Solved

sync date with NTPd

Posted on 2011-10-01
6
532 Views
Last Modified: 2013-12-16
hello,
I am on EST time using centos v5.7 and right now its 1.56pm I started the NTPd service

service ntpd start
chkconfig ntpd on

then I check and this is what I get

[(12:20 PM)][(root@critical)] [(~)] $ date
Sat Oct  1 12:56:03 EST 2011

how can I fix the date?
0
Comment
Question by:XK8ER
  • 3
  • 3
6 Comments
 
LVL 21

Expert Comment

by:Papertrip
Comment Utility
The correct timezone currently is actually EDT, and that is why your server is showing 1 hour off.

Change/confirm your timezone by using tzselect
[root@broken etc]# tzselect
Please identify a location so that time zone rules can be set correctly.
<snip>
The following information has been given:

        United States
        Eastern Time

Therefore TZ='America/New_York' will be used.
Local time is now:      Sat Oct  1 14:13:48 EDT 2011.
Universal Time is now:  Sat Oct  1 18:13:48 UTC 2011.
Is the above information OK?

Open in new window

0
 
LVL 1

Author Comment

by:XK8ER
Comment Utility
that doesnt change the time for the system, this is what I get.


You can make this change permanent for yourself by appending the line
        TZ='America/New_York'; export TZ
to the file '.profile' in your home directory; then log out and log in again.
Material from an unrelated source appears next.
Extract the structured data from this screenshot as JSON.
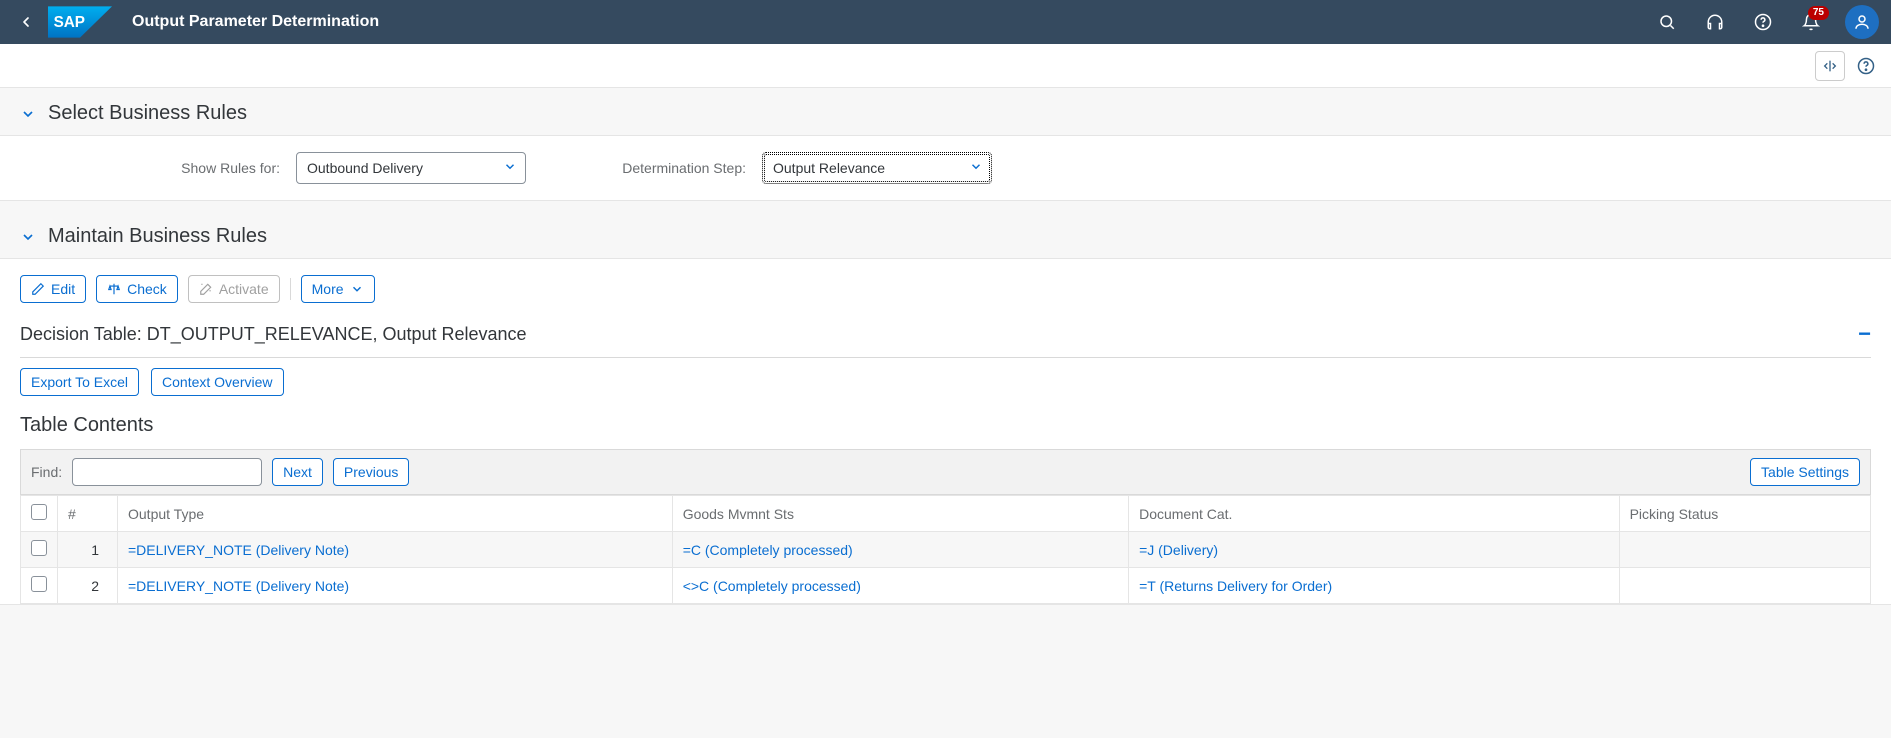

Here is that TZ value again, this time on standard output so that you
can use the /usr/bin/tzselect command in shell scripts:
America/New_York
[(01:23 PM)][(root@alpha)] [(~)] $ date
Sat Oct  1 13:23:50 EST 2011

Open in new window
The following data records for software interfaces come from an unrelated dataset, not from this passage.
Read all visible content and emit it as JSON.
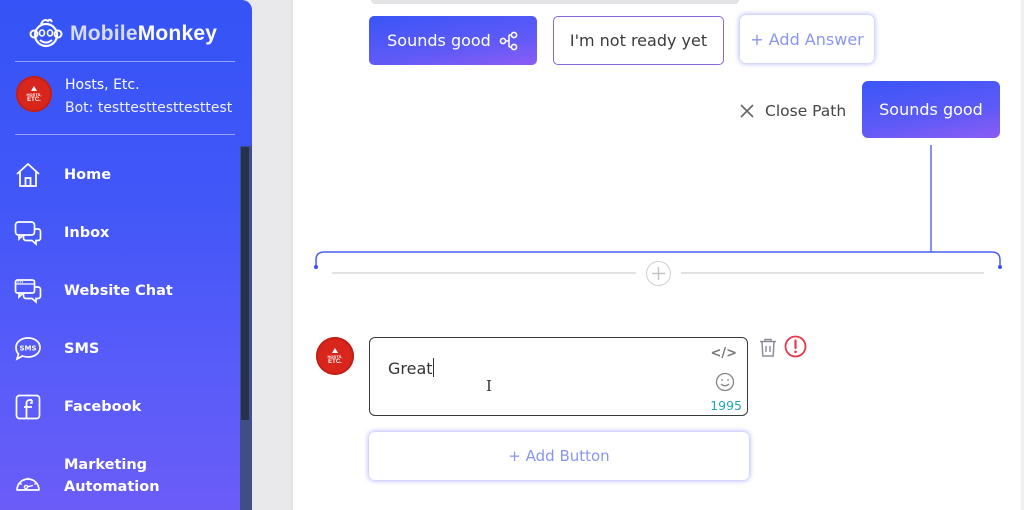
{
  "sidebar": {
    "brand": {
      "light": "Mobile",
      "bold": "Monkey",
      "icon": "monkey-logo-icon"
    },
    "account": {
      "name": "Hosts, Etc.",
      "bot": "Bot: testtesttesttesttest",
      "avatar_line1": "HOSTS,",
      "avatar_line2": "ETC."
    },
    "items": [
      {
        "label": "Home",
        "icon": "home-icon"
      },
      {
        "label": "Inbox",
        "icon": "inbox-icon"
      },
      {
        "label": "Website Chat",
        "icon": "website-chat-icon"
      },
      {
        "label": "SMS",
        "icon": "sms-icon"
      },
      {
        "label": "Facebook",
        "icon": "facebook-icon"
      },
      {
        "label": "Marketing Automation",
        "icon": "marketing-automation-icon"
      }
    ]
  },
  "main": {
    "answers": [
      {
        "label": "Sounds good",
        "icon": "share-icon",
        "selected": true
      },
      {
        "label": "I'm not ready yet",
        "selected": false
      }
    ],
    "add_answer_label": "+ Add Answer",
    "close_path_label": "Close Path",
    "path_label": "Sounds good",
    "message": {
      "text": "Great",
      "char_count": "1995"
    },
    "add_button_label": "+ Add Button"
  },
  "colors": {
    "accent": "#3a55f7",
    "accent_end": "#8c5cf5",
    "char_count": "#20a6b8",
    "alert": "#e8374a",
    "brand_red": "#d9261c"
  }
}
0
 
LVL 21

Accepted Solution

by:
Papertrip earned 500 total points
Comment Utility
My apologies you are correct, I didn't fully complete the test when I ran it on my server.  All that shows you is which value you should be using but doesn't actually change it.  I had thought it would change /etc/localtime, so let's just do that manually.
[root@broken America]# pwd
/usr/share/zoneinfo/America
[root@broken America]# date
Sat Oct  1 11:54:32 PDT 2011
[root@broken America]# cp -p New_York /etc/localtime
cp: overwrite `/etc/localtime'? y
[root@broken America]# date
Sat Oct  1 14:54:20 EDT 2011

Open in new window
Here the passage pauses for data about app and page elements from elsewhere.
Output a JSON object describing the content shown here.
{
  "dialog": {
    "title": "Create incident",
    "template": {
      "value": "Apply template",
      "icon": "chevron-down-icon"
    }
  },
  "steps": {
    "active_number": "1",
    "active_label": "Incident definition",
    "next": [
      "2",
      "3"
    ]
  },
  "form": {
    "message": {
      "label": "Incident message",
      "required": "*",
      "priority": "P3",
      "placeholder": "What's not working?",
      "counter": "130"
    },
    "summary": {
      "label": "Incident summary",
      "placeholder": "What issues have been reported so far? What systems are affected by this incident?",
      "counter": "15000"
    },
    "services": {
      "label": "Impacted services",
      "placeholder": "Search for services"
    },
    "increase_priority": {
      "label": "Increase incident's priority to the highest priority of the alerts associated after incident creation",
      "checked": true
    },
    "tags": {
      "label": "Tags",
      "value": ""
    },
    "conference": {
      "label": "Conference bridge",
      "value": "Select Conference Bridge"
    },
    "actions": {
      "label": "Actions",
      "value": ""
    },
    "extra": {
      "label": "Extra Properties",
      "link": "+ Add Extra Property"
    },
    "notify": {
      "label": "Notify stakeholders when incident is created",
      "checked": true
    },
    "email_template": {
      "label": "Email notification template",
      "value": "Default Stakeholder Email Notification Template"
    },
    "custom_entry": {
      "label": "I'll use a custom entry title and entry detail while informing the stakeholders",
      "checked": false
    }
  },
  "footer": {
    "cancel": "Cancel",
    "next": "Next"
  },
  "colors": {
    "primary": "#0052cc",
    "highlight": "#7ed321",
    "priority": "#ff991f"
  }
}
If that does the trick, then change /etc/sysconfig/clock to match
[root@broken America]# cat /etc/sysconfig/clock
ZONE="America/New_York"

Open in new window






0
How to run any project with ease

Manage projects of all sizes how you want. Great for personal to-do lists, project milestones, team priorities and launch plans.
- Combine task lists, docs, spreadsheets, and chat in one
- View and edit from mobile/offline
- Cut down on emails

 
LVL 1

Author Comment

by:XK8ER
Comment Utility
ok, the time is now correct.. now when the time changes into daylight saving.. would it change automatically?
0
 
LVL 21

Expert Comment

by:Papertrip
Comment Utility
Yes it will.

You may want to restart any applications that could have the old TZ cached.  I have never changed the timezone on a server apart from during the install, so I'm not sure of the repercussions of doing it on the live system.

If you are able to reboot the machine, that would be the safest, but is probably unnecessary... your call on that.
0
 
LVL 1

Author Comment

by:XK8ER
Comment Utility
I think crond would be the only service that needs to restart so that it can rotate the logs right at 4am.. other than that when I change the date its all good.
0

Featured Post

How your wiki can always stay up-to-date

Quip doubles as a “living” wiki and a project management tool that evolves with your organization. As you finish projects in Quip, the work remains, easily accessible to all team members, new and old.
- Increase transparency
- Onboard new hires faster
- Access from mobile/offline

Join & Write a Comment

Daily system administration tasks often require administrators to connect remote systems. But allowing these remote systems to accept passwords makes these systems vulnerable to the risk of brute-force password guessing attacks. Furthermore there ar…
rdate is a Linux command and the network time protocol for immediate date and time setup from another machine. The clocks are synchronized by entering rdate with the -s switch (command without switch just checks the time but does not set anything). …
Learn how to get help with Linux/Unix bash shell commands. Use help to read help documents for built in bash shell commands.: Use man to interface with the online reference manuals for shell commands.: Use man to search man pages for unknown command…
Learn how to find files with the shell using the find and locate commands. Use locate to find a needle in a haystack.: With locate, check if the file still exists.: Use find to get the actual location of the file.:

763 members asked questions and received personalized solutions in the past 7 days.

Join the community of 500,000 technology professionals and ask your questions.

Join & Ask a Question

Need Help in Real-Time?

Connect with top rated Experts

11 Experts available now in Live!

Get 1:1 Help Now